In my case, installing Crouton was premature. I do enjoy Ubuntu and all the powerful software that comes with it, but I discovered that I needed very few add-ons to make my Chromebook perfect for daily use. The Acer comes with a 300 GB hard drive plus 100 GB of cloud storage via Google Drive. I never have a lack of music. In fact, I can use Google Drive to store my basic music collection and download it to either my Chromebook or iPhone from my desktop. My player of choice is 3PM-Player, it reminds me of the old CD Player found with Windows 2K or Mac OS 9.
In the first few weeks of using my Chromebook, I was pining away for GIMP or Photoshop. Then I noticed that I was firing up Ubuntu and GIMP to do really basic editing. I guess I am more addicted to power tools than I thought. Talk about killing a fly with an axe. Recently, I added Pixlr to my machine and it meets most of my day-to-day needs. The Photo in this post was edited using Pixlr. The touchpad is not the tool for photo editing, but even a cheap mouse fixes this issue.
The only other downside is the "lack" of offline software for the Chromebook. The Chrome Store has tons of offline software, but for the longest time, it was hard to find. Recently, the Store added a checkbox filter for locating offline software which corrects the problem, sometimes. There are software vendors that try to sneak online stuff into the offline category, but those offerings stand out like a sore thumb.
I am really very pleased with our Chromebooks, I am starting to think of Ubuntu as a security blanket. I just can't let it go. Not now. But everyday, I'm learning to love my Chromebook more and more.

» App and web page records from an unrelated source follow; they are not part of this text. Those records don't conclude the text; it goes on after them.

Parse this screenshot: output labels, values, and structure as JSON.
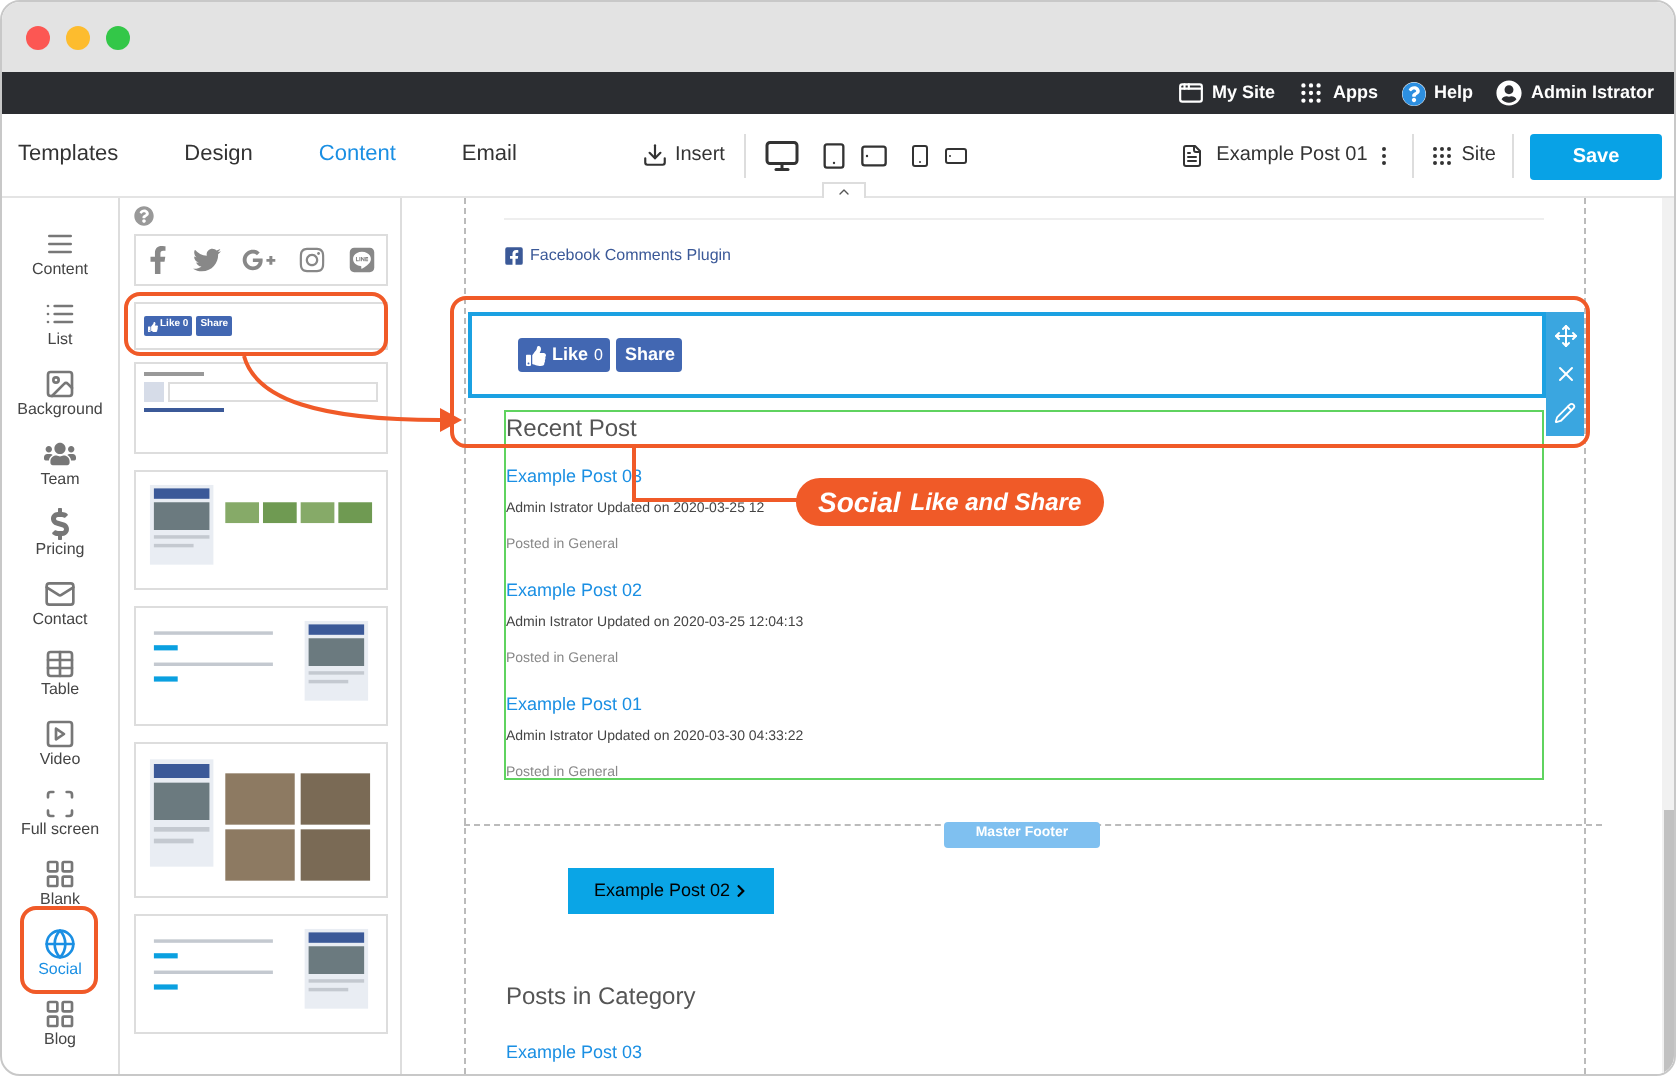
{
  "top_bar": {
    "items": [
      {
        "kind": "site",
        "label": "My Site"
      },
      {
        "kind": "apps",
        "label": "Apps"
      },
      {
        "kind": "help",
        "label": "Help"
      },
      {
        "kind": "user",
        "label": "Admin Istrator"
      }
    ]
  },
  "toolbar": {
    "tabs": [
      {
        "label": "Templates",
        "selected": false
      },
      {
        "label": "Design",
        "selected": false
      },
      {
        "label": "Content",
        "selected": true
      },
      {
        "label": "Email",
        "selected": false
      }
    ],
    "insert": "Insert",
    "page": "Example Post 01",
    "site": "Site",
    "save": "Save"
  },
  "sidebar": {
    "items": [
      {
        "label": "Content",
        "selected": false
      },
      {
        "label": "List",
        "selected": false
      },
      {
        "label": "Background",
        "selected": false
      },
      {
        "label": "Team",
        "selected": false
      },
      {
        "label": "Pricing",
        "selected": false
      },
      {
        "label": "Contact",
        "selected": false
      },
      {
        "label": "Table",
        "selected": false
      },
      {
        "label": "Video",
        "selected": false
      },
      {
        "label": "Full screen",
        "selected": false
      },
      {
        "label": "Blank",
        "selected": false
      },
      {
        "label": "Social",
        "selected": true
      },
      {
        "label": "Blog",
        "selected": false
      }
    ]
  },
  "blocks_panel": {
    "like_thumbnail": {
      "like": "Like 0",
      "share": "Share"
    }
  },
  "canvas": {
    "comments_link": "Facebook Comments Plugin",
    "like_button": {
      "label": "Like",
      "count": "0"
    },
    "share_button": "Share",
    "recent_post": {
      "title": "Recent Post",
      "posts": [
        {
          "title": "Example Post 03",
          "meta": "Admin Istrator Updated on 2020-03-25 12",
          "category": "Posted in General"
        },
        {
          "title": "Example Post 02",
          "meta": "Admin Istrator Updated on 2020-03-25 12:04:13",
          "category": "Posted in General"
        },
        {
          "title": "Example Post 01",
          "meta": "Admin Istrator Updated on 2020-03-30 04:33:22",
          "category": "Posted in General"
        }
      ]
    },
    "footer_label": "Master Footer",
    "next_button": "Example Post 02",
    "category_title": "Posts in Category",
    "category_posts": [
      {
        "title": "Example Post 03"
      }
    ]
  },
  "callout": "**Social** Like and Share"
}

This Chromebook
A newer Chromebook

Saturday, December 28, 2013

Notes on installing Crouton on a Chromebook

I opted for the Unity interface for Ubuntu. HowToGeek has a great set of instructions.
At the end of the install, you have a very basic Unity interface. Everything useful is missing. The absolute easiest way to fix this is to get the Software Center.
Open Xterm by pressing ctrl-alt-t. Now type in sudo apt-get update. Wait. The next command is sudo apt-get install software-center. Wait again. There is no icon again, so go to lens and search for it.
That is all there is to it. Get installing.
My short list of software is:
Firefox
Chromium (to match Chrome)
Stellarium (to match Chrome's Planetarium software)
Dropbox
VLC Player
Restricted Extras
Inkscape
Libre Office (Search for LibreOffice and scroll down a bit for the suite)
Document Viewer
At the end of the day, you will need to "reboot" Ubuntu to all changes to go into effect. Click the gear and click the restart option. This will eventually return you to Chrome. Go ahead and open the shell and type sudo startunity again.

This Chromebook
A newer Chromebook